Unfortunate event number seven affected U.S. high alpha hops during harvest. A suspected infection of Alternaria brought on by red spider mites, drastically reduced the alpha-acid content and turned hops from green to brown.

So what this all means is that there is not enough hop supply to satisfy global demand. In turn hop prices have nearly tripled which will undoubtedly bring more growers to the market, but their impact probably won't be felt for at least a year, possibly two. And since we, small craft brewers, don't have the buying power of the macrobrewers, we will have to settle for the table scraps that are left over.

I have painted a pretty grim picture for the immediate future of craft brewing, so you would expect the intelligent, prudent and rational response of a wise brewer, would be to brew more malt-forward beers, cutting down on hop usage in order to ensure and adequate supply for the rest of the year and possibly for years to come. Since the sober brewer is neither intelligent, prudent or rational, our brewing philosophy in the year of the Hop Crisis will be "Going down in a blaze of glory." We have finished brewing our highly hopped IPA and are planning on resurrecting the Homewrecker Double IPA and Amber Waves of Pain Double Amber.
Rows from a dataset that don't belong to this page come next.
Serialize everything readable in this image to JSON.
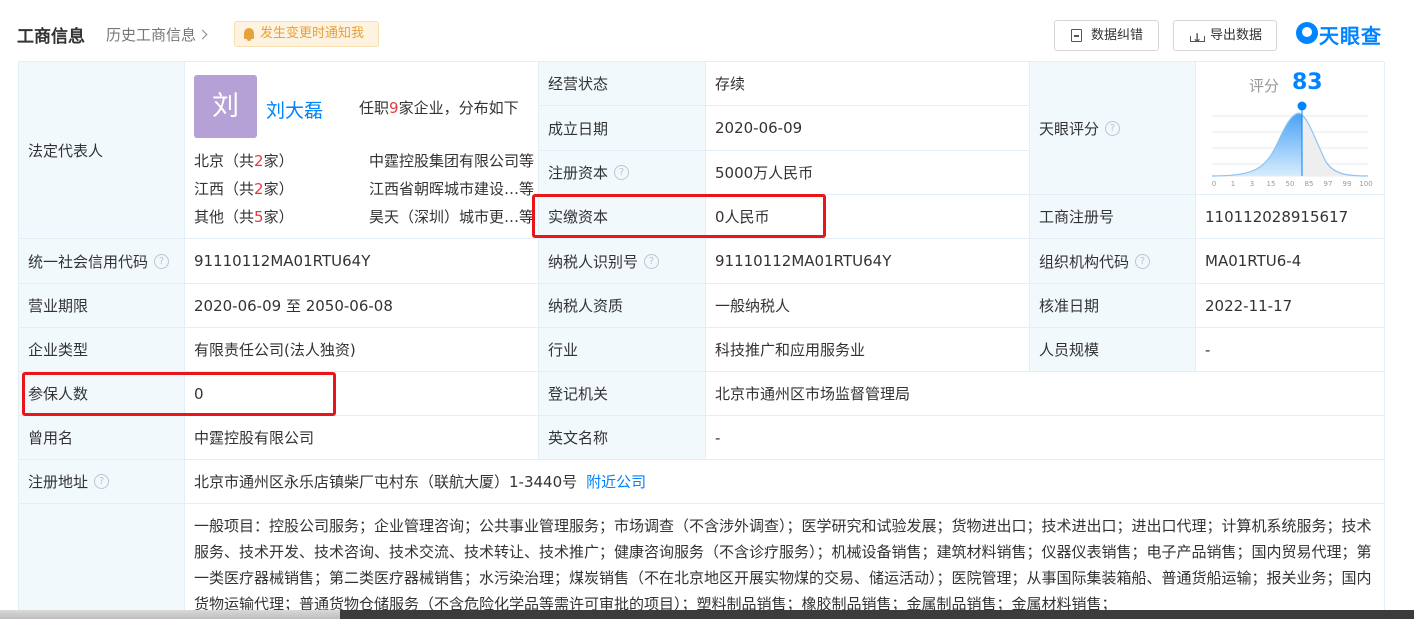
{
  "header": {
    "title": "工商信息",
    "history_link": "历史工商信息",
    "notify_label": "发生变更时通知我",
    "correct_button": "数据纠错",
    "export_button": "导出数据",
    "logo_text": "天眼查"
  },
  "legal_rep": {
    "label": "法定代表人",
    "avatar_char": "刘",
    "name": "刘大磊",
    "posts_pre": "任职",
    "posts_count": "9",
    "posts_post": "家企业，分布如下",
    "regions": [
      {
        "region_pre": "北京（共",
        "count": "2",
        "region_post": "家）",
        "company": "中霆控股集团有限公司",
        "suffix": "等"
      },
      {
        "region_pre": "江西（共",
        "count": "2",
        "region_post": "家）",
        "company": "江西省朝晖城市建设…",
        "suffix": "等"
      },
      {
        "region_pre": "其他（共",
        "count": "5",
        "region_post": "家）",
        "company": "昊天（深圳）城市更…",
        "suffix": "等"
      }
    ]
  },
  "fields": {
    "status_label": "经营状态",
    "status_value": "存续",
    "founded_label": "成立日期",
    "founded_value": "2020-06-09",
    "reg_capital_label": "注册资本",
    "reg_capital_value": "5000万人民币",
    "paid_capital_label": "实缴资本",
    "paid_capital_value": "0人民币",
    "tianyan_score_label": "天眼评分",
    "biz_reg_no_label": "工商注册号",
    "biz_reg_no_value": "110112028915617",
    "credit_code_label": "统一社会信用代码",
    "credit_code_value": "91110112MA01RTU64Y",
    "taxpayer_id_label": "纳税人识别号",
    "taxpayer_id_value": "91110112MA01RTU64Y",
    "org_code_label": "组织机构代码",
    "org_code_value": "MA01RTU6-4",
    "term_label": "营业期限",
    "term_value": "2020-06-09 至 2050-06-08",
    "taxpayer_qual_label": "纳税人资质",
    "taxpayer_qual_value": "一般纳税人",
    "approval_date_label": "核准日期",
    "approval_date_value": "2022-11-17",
    "type_label": "企业类型",
    "type_value": "有限责任公司(法人独资)",
    "industry_label": "行业",
    "industry_value": "科技推广和应用服务业",
    "staff_size_label": "人员规模",
    "staff_size_value": "-",
    "insured_label": "参保人数",
    "insured_value": "0",
    "authority_label": "登记机关",
    "authority_value": "北京市通州区市场监督管理局",
    "former_name_label": "曾用名",
    "former_name_value": "中霆控股有限公司",
    "english_name_label": "英文名称",
    "english_name_value": "-",
    "address_label": "注册地址",
    "address_value": "北京市通州区永乐店镇柴厂屯村东（联航大厦）1-3440号",
    "nearby_link": "附近公司",
    "scope_value": "一般项目：控股公司服务；企业管理咨询；公共事业管理服务；市场调查（不含涉外调查）；医学研究和试验发展；货物进出口；技术进出口；进出口代理；计算机系统服务；技术服务、技术开发、技术咨询、技术交流、技术转让、技术推广；健康咨询服务（不含诊疗服务）；机械设备销售；建筑材料销售；仪器仪表销售；电子产品销售；国内贸易代理；第一类医疗器械销售；第二类医疗器械销售；水污染治理；煤炭销售（不在北京地区开展实物煤的交易、储运活动）；医院管理；从事国际集装箱船、普通货船运输；报关业务；国内货物运输代理；普通货物仓储服务（不含危险化学品等需许可审批的项目）；塑料制品销售；橡胶制品销售；金属制品销售；金属材料销售；"
  },
  "score": {
    "label": "评分",
    "value": 83,
    "axis_ticks": [
      "0",
      "1",
      "3",
      "15",
      "50",
      "85",
      "97",
      "99",
      "100"
    ]
  },
  "colors": {
    "accent": "#0084ff",
    "label_bg": "#f2f9fc",
    "highlight": "#e8161a",
    "notify_bg": "#fdf3e0"
  }
}
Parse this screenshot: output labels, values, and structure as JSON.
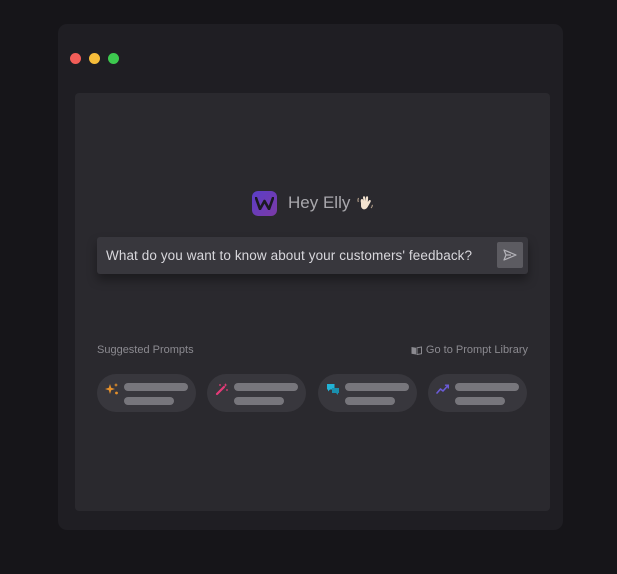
{
  "greeting": {
    "text": "Hey Elly",
    "wave_icon": "waving-hand-icon"
  },
  "logo": {
    "icon": "app-logo-icon",
    "color": "#5a3ec8"
  },
  "search": {
    "text": "What do you want to know about your customers' feedback?",
    "send_icon": "send-icon"
  },
  "suggested": {
    "label": "Suggested Prompts",
    "library_link": "Go to Prompt Library",
    "library_icon": "book-icon"
  },
  "prompts": [
    {
      "icon": "sparkle-icon",
      "color": "#e5902b"
    },
    {
      "icon": "magic-wand-icon",
      "color": "#e53a78"
    },
    {
      "icon": "chat-bubbles-icon",
      "color": "#22b3d6"
    },
    {
      "icon": "trend-line-icon",
      "color": "#6b5bd8"
    }
  ],
  "window_controls": [
    "close",
    "minimize",
    "maximize"
  ]
}
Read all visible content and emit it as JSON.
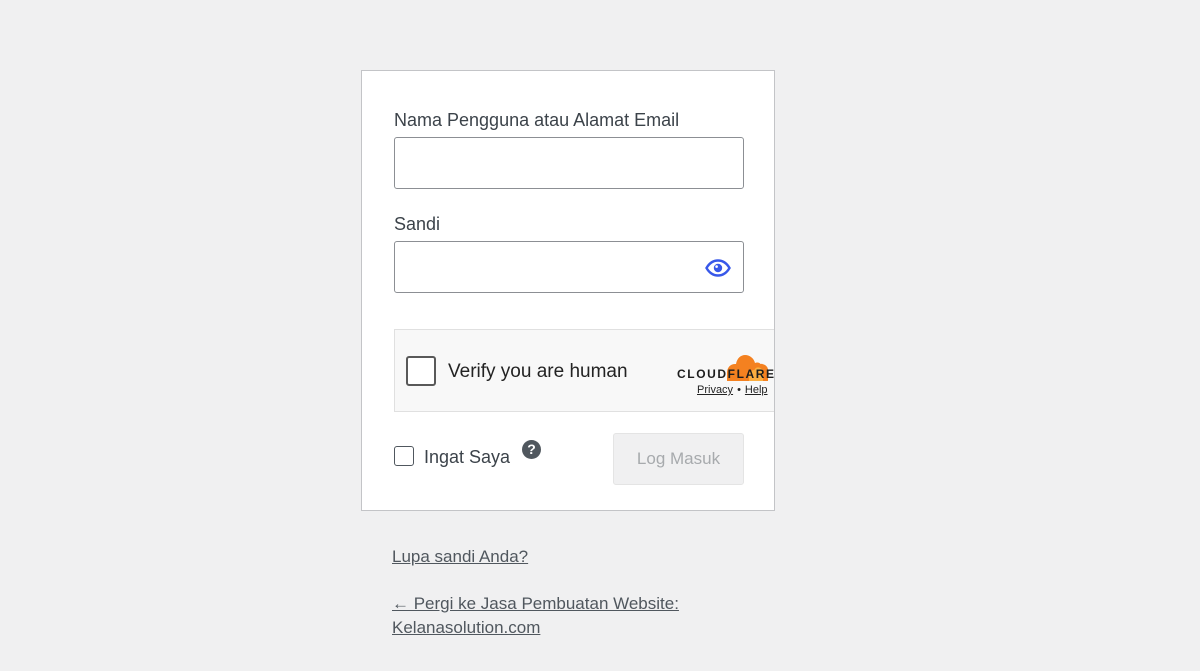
{
  "login_form": {
    "username_label": "Nama Pengguna atau Alamat Email",
    "username_value": "",
    "password_label": "Sandi",
    "password_value": "",
    "show_password_icon": "eye-icon",
    "remember_label": "Ingat Saya",
    "remember_checked": false,
    "help_icon": "question-circle-icon",
    "help_glyph": "?",
    "submit_label": "Log Masuk",
    "submit_enabled": false
  },
  "captcha": {
    "label": "Verify you are human",
    "brand": "CLOUDFLARE",
    "privacy_link": "Privacy",
    "separator": "•",
    "help_link": "Help",
    "brand_color": "#f48120"
  },
  "links": {
    "lost_password": "Lupa sandi Anda?",
    "back_to_site_line1": "← Pergi ke Jasa Pembuatan Website:",
    "back_to_site_line2": "Kelanasolution.com"
  },
  "colors": {
    "background": "#f0f0f1",
    "accent": "#3858e9",
    "text": "#3c434a"
  }
}
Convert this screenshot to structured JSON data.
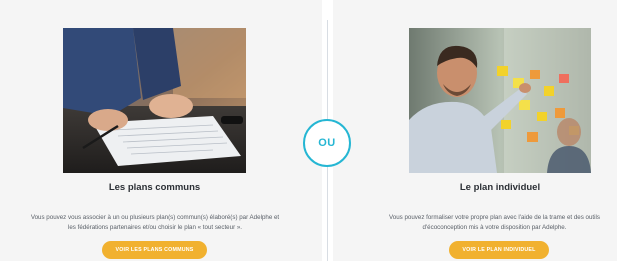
{
  "separator": {
    "label": "OU"
  },
  "left_card": {
    "title": "Les plans communs",
    "description": "Vous pouvez vous associer à un ou plusieurs plan(s) commun(s) élaboré(s) par Adelphe et les fédérations partenaires et/ou choisir le plan « tout secteur ».",
    "button_label": "VOIR LES PLANS COMMUNS"
  },
  "right_card": {
    "title": "Le plan individuel",
    "description": "Vous pouvez formaliser votre propre plan avec l'aide de la trame et des outils d'écoconception mis à votre disposition par Adelphe.",
    "button_label": "VOIR LE PLAN INDIVIDUEL"
  },
  "colors": {
    "accent_button": "#f1b12f",
    "separator_ring": "#25b6d3"
  }
}
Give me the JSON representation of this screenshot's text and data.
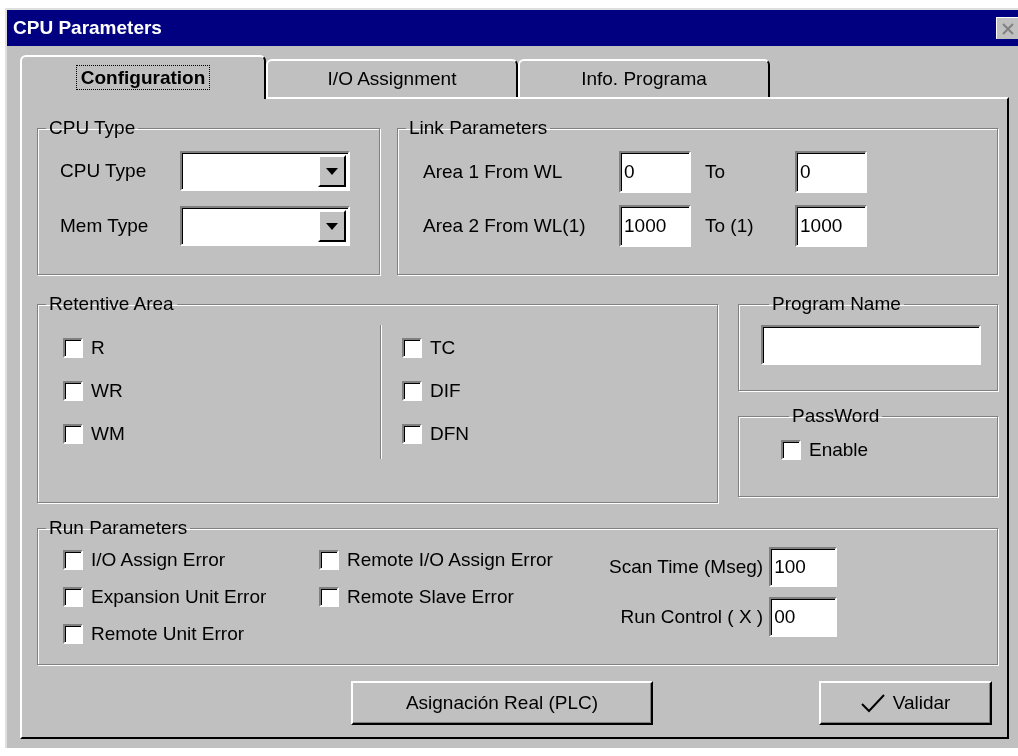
{
  "window": {
    "title": "CPU Parameters"
  },
  "tabs": [
    {
      "label": "Configuration",
      "selected": true
    },
    {
      "label": "I/O Assignment",
      "selected": false
    },
    {
      "label": "Info. Programa",
      "selected": false
    }
  ],
  "cpu_type": {
    "title": "CPU Type",
    "fields": [
      {
        "label": "CPU Type"
      },
      {
        "label": "Mem Type"
      }
    ]
  },
  "link_parameters": {
    "title": "Link Parameters",
    "rows": [
      {
        "label": "Area 1 From WL",
        "from": "0",
        "to_label": "To",
        "to": "0"
      },
      {
        "label": "Area 2 From WL(1)",
        "from": "1000",
        "to_label": "To (1)",
        "to": "1000"
      }
    ]
  },
  "retentive_area": {
    "title": "Retentive Area",
    "columns": [
      [
        {
          "label": "R",
          "checked": false
        },
        {
          "label": "WR",
          "checked": false
        },
        {
          "label": "WM",
          "checked": false
        }
      ],
      [
        {
          "label": "TC",
          "checked": false
        },
        {
          "label": "DIF",
          "checked": false
        },
        {
          "label": "DFN",
          "checked": false
        }
      ]
    ]
  },
  "program_name": {
    "title": "Program Name"
  },
  "password": {
    "title": "PassWord",
    "enable": {
      "label": "Enable",
      "checked": false
    }
  },
  "run_parameters": {
    "title": "Run Parameters",
    "columns": [
      [
        {
          "label": "I/O Assign Error",
          "checked": false
        },
        {
          "label": "Expansion Unit Error",
          "checked": false
        },
        {
          "label": "Remote Unit Error",
          "checked": false
        }
      ],
      [
        {
          "label": "Remote I/O Assign Error",
          "checked": false
        },
        {
          "label": "Remote Slave Error",
          "checked": false
        }
      ]
    ],
    "fields": [
      {
        "label": "Scan Time (Mseg)",
        "value": "100"
      },
      {
        "label": "Run Control ( X )",
        "value": "00"
      }
    ]
  },
  "buttons": [
    {
      "label": "Asignación Real (PLC)",
      "kind": "plain"
    },
    {
      "label": "Validar",
      "kind": "check"
    }
  ]
}
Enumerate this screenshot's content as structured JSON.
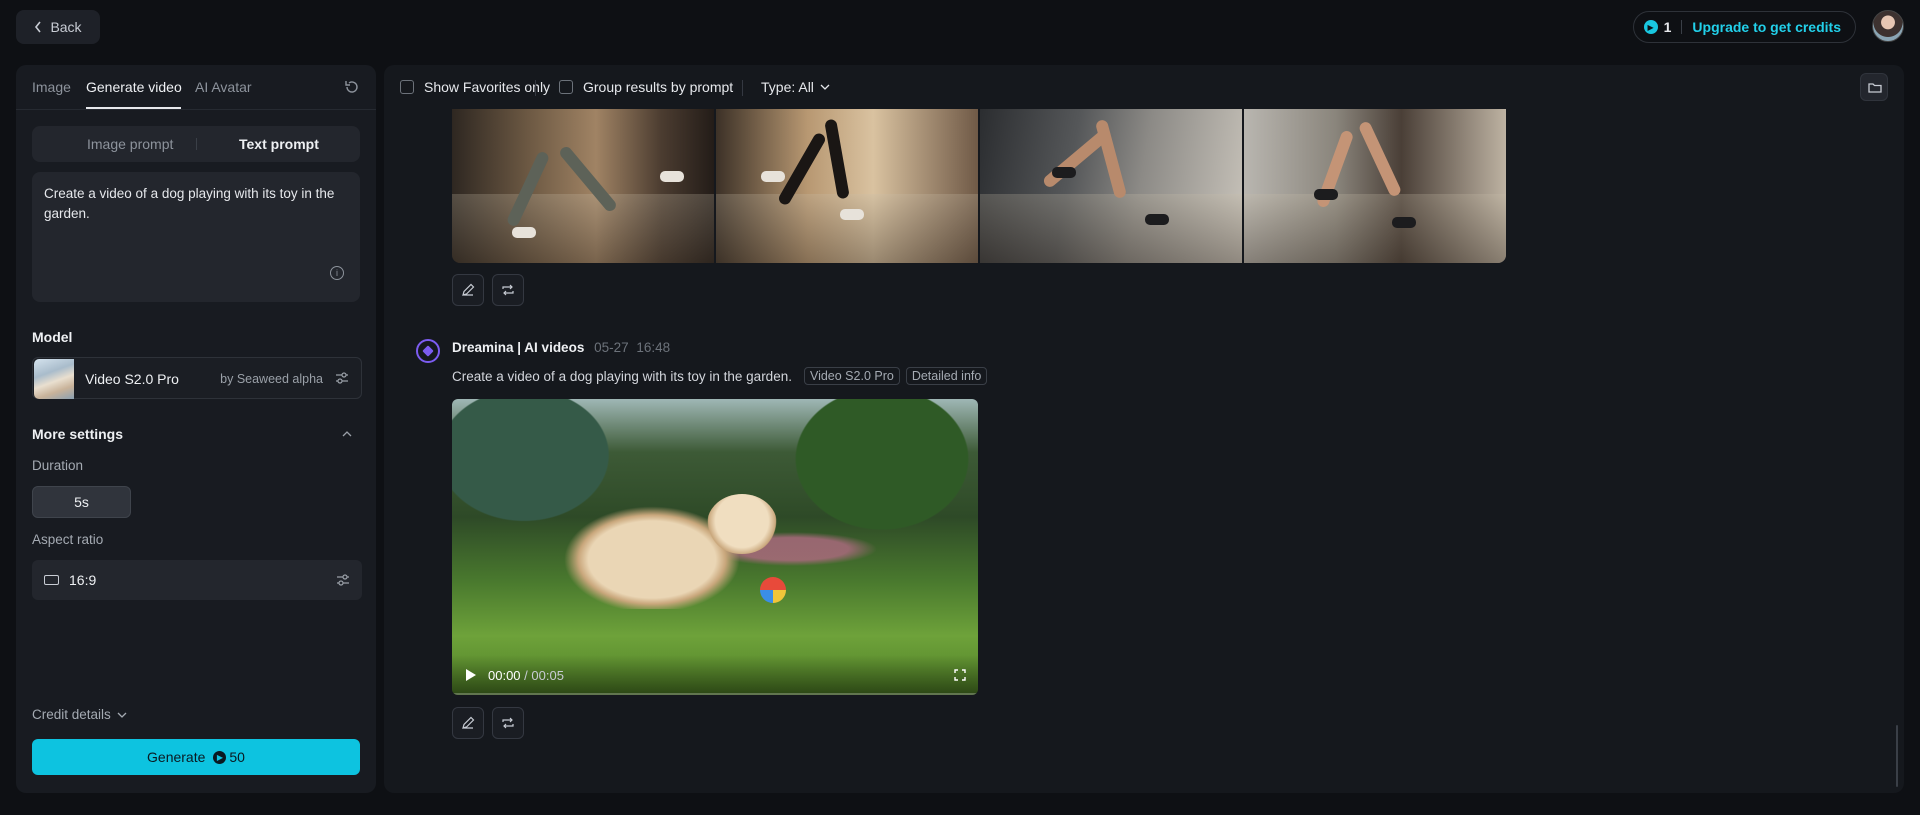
{
  "topbar": {
    "back_label": "Back",
    "credits_count": "1",
    "upgrade_label": "Upgrade to get credits"
  },
  "left": {
    "tabs": [
      {
        "label": "Image"
      },
      {
        "label": "Generate video"
      },
      {
        "label": "AI Avatar"
      }
    ],
    "prompt_modes": {
      "image": "Image prompt",
      "text": "Text prompt"
    },
    "prompt_text": "Create a video of a dog playing with its toy in the garden.",
    "model_label": "Model",
    "model_name": "Video S2.0 Pro",
    "model_by": "by Seaweed alpha",
    "more_settings": "More settings",
    "duration_label": "Duration",
    "duration_value": "5s",
    "aspect_label": "Aspect ratio",
    "aspect_value": "16:9",
    "credit_details": "Credit details",
    "generate_label": "Generate",
    "generate_cost": "50"
  },
  "main": {
    "favorites_label": "Show Favorites only",
    "group_label": "Group results by prompt",
    "type_filter": "Type: All",
    "result": {
      "author": "Dreamina | AI videos",
      "date": "05-27",
      "time": "16:48",
      "prompt": "Create a video of a dog playing with its toy in the garden.",
      "model_tag": "Video S2.0 Pro",
      "info_tag": "Detailed info",
      "current_time": "00:00",
      "duration": "/ 00:05"
    }
  },
  "colors": {
    "accent": "#0dc3e0",
    "brand_purple": "#7c5cf0",
    "background": "#0e1014"
  }
}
So be sure to make it into Bluegrass Brewing Co. (this means you too, Estonia guy) and get the hoppy beers while they last before we have to replace the hops with ditchweed, or worst yet, we have to start brewing light American lagers, gasp!

never trust The Sober Brewer
Jerry Gnagy